BP oil leak could have been controlled by $500,000 device
I just discovered this week-old story explaining how Brazil and Norway require each offshore rig have an “acoustic switch” that allows the well to be shut down by remote control even if the rig itself is destroyed.
U.S. regulators don’t mandate use of the remote-control device on offshore rigs, and the Deepwater Horizon, hired by oil giant BP PLC, didn’t have one.
…Norway has had acoustic triggers on almost every offshore rig since 1993.
The U.S. considered requiring a remote-controlled shut-off mechanism several years ago, but drilling companies questioned its cost and effectiveness, according to the agency overseeing offshore drilling.
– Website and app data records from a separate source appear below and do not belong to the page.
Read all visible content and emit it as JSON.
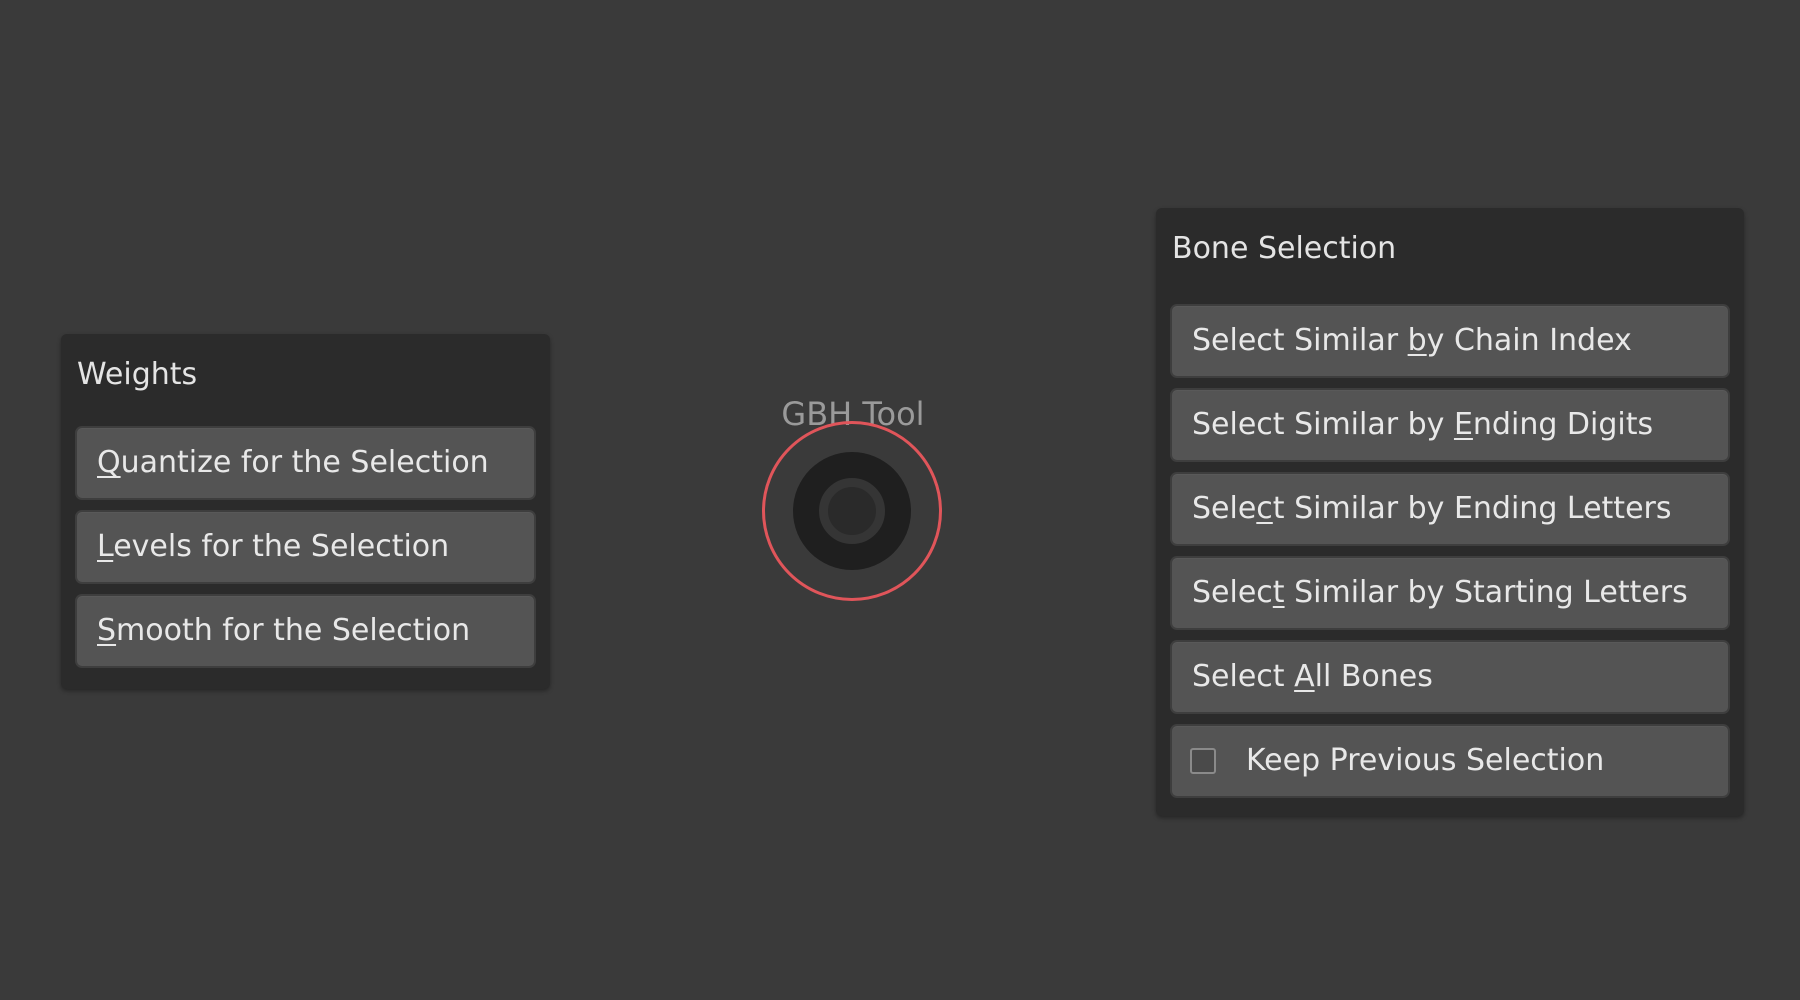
{
  "weights_panel": {
    "title": "Weights",
    "buttons": [
      {
        "pre": "",
        "u": "Q",
        "post": "uantize for the Selection"
      },
      {
        "pre": "",
        "u": "L",
        "post": "evels for the Selection"
      },
      {
        "pre": "",
        "u": "S",
        "post": "mooth for the Selection"
      }
    ]
  },
  "pie_menu": {
    "title": "GBH Tool"
  },
  "bones_panel": {
    "title": "Bone Selection",
    "buttons": [
      {
        "pre": "Select Similar ",
        "u": "b",
        "post": "y Chain Index"
      },
      {
        "pre": "Select Similar by ",
        "u": "E",
        "post": "nding Digits"
      },
      {
        "pre": "Sele",
        "u": "c",
        "post": "t Similar by Ending Letters"
      },
      {
        "pre": "Selec",
        "u": "t",
        "post": " Similar by Starting Letters"
      },
      {
        "pre": "Select ",
        "u": "A",
        "post": "ll Bones"
      }
    ],
    "checkbox": {
      "label": "Keep Previous Selection",
      "checked": false
    }
  },
  "colors": {
    "background": "#3a3a3a",
    "panel": "#2b2b2b",
    "button": "#545454",
    "pie_ring": "#e0555a"
  }
}
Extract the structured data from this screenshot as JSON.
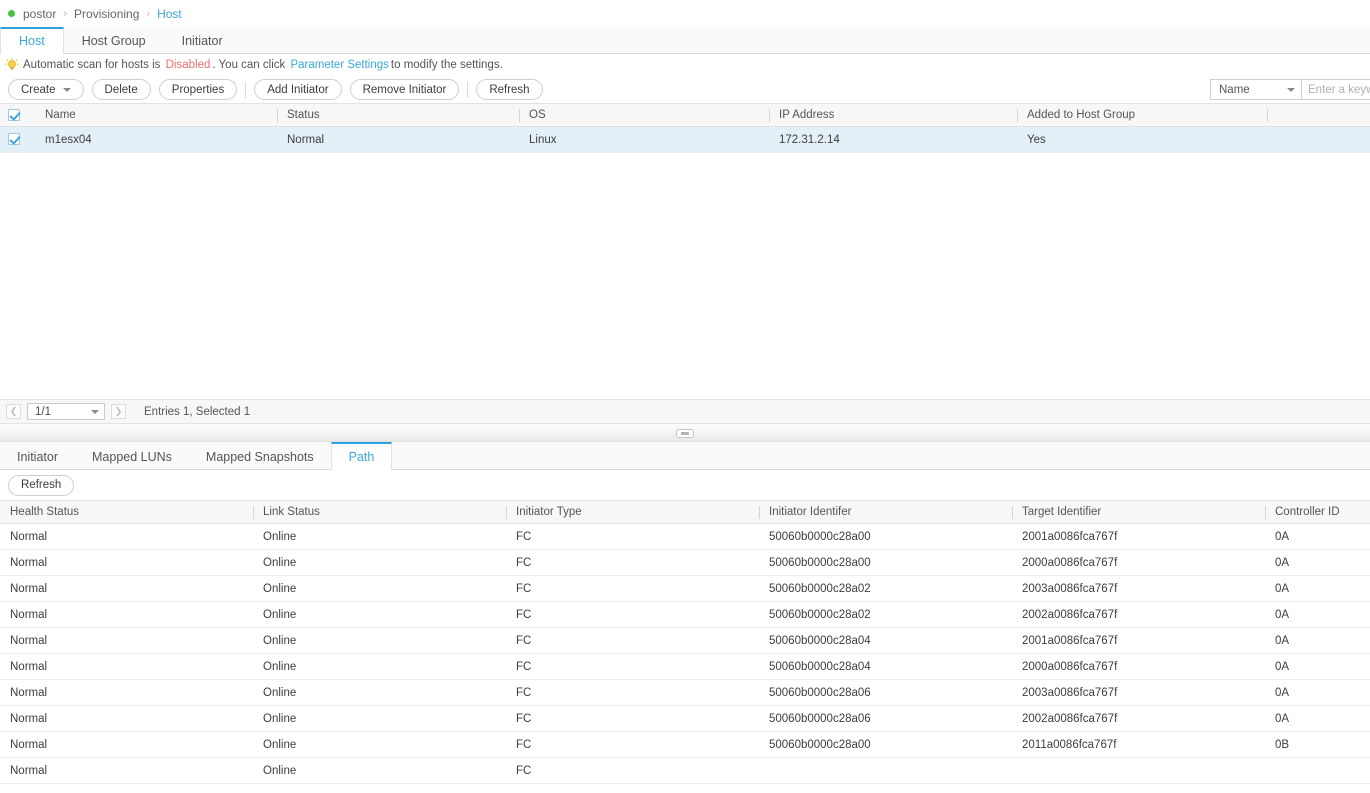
{
  "breadcrumb": {
    "status_icon": "status-dot-green",
    "status_color": "#3ec43e",
    "items": [
      "postor",
      "Provisioning",
      "Host"
    ],
    "separator": "›"
  },
  "main_tabs": {
    "items": [
      {
        "label": "Host",
        "active": true
      },
      {
        "label": "Host Group",
        "active": false
      },
      {
        "label": "Initiator",
        "active": false
      }
    ]
  },
  "notice": {
    "icon": "lightbulb-icon",
    "text_before": "Automatic scan for hosts is",
    "status": "Disabled",
    "status_color": "#e8706f",
    "text_middle": ". You can click",
    "link": "Parameter Settings",
    "link_color": "#3aa8dd",
    "text_after": "to modify the settings."
  },
  "toolbar": {
    "create_label": "Create",
    "delete_label": "Delete",
    "properties_label": "Properties",
    "add_initiator_label": "Add Initiator",
    "remove_initiator_label": "Remove Initiator",
    "refresh_label": "Refresh"
  },
  "search": {
    "selected_field": "Name",
    "placeholder": "Enter a keyword",
    "value": ""
  },
  "host_table": {
    "columns": [
      "Name",
      "Status",
      "OS",
      "IP Address",
      "Added to Host Group",
      ""
    ],
    "header_checkbox_checked": true,
    "rows": [
      {
        "checked": true,
        "selected": true,
        "name": "m1esx04",
        "status": "Normal",
        "os": "Linux",
        "ip_address": "172.31.2.14",
        "added_to_host_group": "Yes",
        "extra": ""
      }
    ]
  },
  "pager": {
    "prev_icon": "chevron-left-icon",
    "next_icon": "chevron-right-icon",
    "page_value": "1/1",
    "info": "Entries 1, Selected 1"
  },
  "splitter": {
    "handle_icon": "collapse-handle-icon"
  },
  "sub_tabs": {
    "items": [
      {
        "label": "Initiator",
        "active": false
      },
      {
        "label": "Mapped LUNs",
        "active": false
      },
      {
        "label": "Mapped Snapshots",
        "active": false
      },
      {
        "label": "Path",
        "active": true
      }
    ]
  },
  "sub_toolbar": {
    "refresh_label": "Refresh"
  },
  "path_table": {
    "columns": [
      "Health Status",
      "Link Status",
      "Initiator Type",
      "Initiator Identifer",
      "Target Identifier",
      "Controller ID"
    ],
    "rows": [
      {
        "health_status": "Normal",
        "link_status": "Online",
        "initiator_type": "FC",
        "initiator_identifier": "50060b0000c28a00",
        "target_identifier": "2001a0086fca767f",
        "controller_id": "0A"
      },
      {
        "health_status": "Normal",
        "link_status": "Online",
        "initiator_type": "FC",
        "initiator_identifier": "50060b0000c28a00",
        "target_identifier": "2000a0086fca767f",
        "controller_id": "0A"
      },
      {
        "health_status": "Normal",
        "link_status": "Online",
        "initiator_type": "FC",
        "initiator_identifier": "50060b0000c28a02",
        "target_identifier": "2003a0086fca767f",
        "controller_id": "0A"
      },
      {
        "health_status": "Normal",
        "link_status": "Online",
        "initiator_type": "FC",
        "initiator_identifier": "50060b0000c28a02",
        "target_identifier": "2002a0086fca767f",
        "controller_id": "0A"
      },
      {
        "health_status": "Normal",
        "link_status": "Online",
        "initiator_type": "FC",
        "initiator_identifier": "50060b0000c28a04",
        "target_identifier": "2001a0086fca767f",
        "controller_id": "0A"
      },
      {
        "health_status": "Normal",
        "link_status": "Online",
        "initiator_type": "FC",
        "initiator_identifier": "50060b0000c28a04",
        "target_identifier": "2000a0086fca767f",
        "controller_id": "0A"
      },
      {
        "health_status": "Normal",
        "link_status": "Online",
        "initiator_type": "FC",
        "initiator_identifier": "50060b0000c28a06",
        "target_identifier": "2003a0086fca767f",
        "controller_id": "0A"
      },
      {
        "health_status": "Normal",
        "link_status": "Online",
        "initiator_type": "FC",
        "initiator_identifier": "50060b0000c28a06",
        "target_identifier": "2002a0086fca767f",
        "controller_id": "0A"
      },
      {
        "health_status": "Normal",
        "link_status": "Online",
        "initiator_type": "FC",
        "initiator_identifier": "50060b0000c28a00",
        "target_identifier": "2011a0086fca767f",
        "controller_id": "0B"
      },
      {
        "health_status": "Normal",
        "link_status": "Online",
        "initiator_type": "FC",
        "initiator_identifier": "",
        "target_identifier": "",
        "controller_id": ""
      }
    ]
  }
}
The agency, the Interior Department’s Minerals Management Service, says it decided the remote device wasn’t needed because rigs had other back-up plans to cut off a well.
…Inger Anda, a spokeswoman for Norway’s Petroleum Safety Authority, said the switches have a good track record in the North Sea. “It’s been seen as the most successful and effective option,” she said.
So, the $560 million rig lacked a safety device — that costs less than my house and might have prevented millions of barrels of oil pouring into the Gulf of Mexico and costing millions of dollars a day just to mitigate the damage — because it was too expensive.
$0.5 million is a rounding error compared to the $1,900 million a month ($1.9 billion) BP is currently earning!
Posted by James on Wednesday, May 05, 2010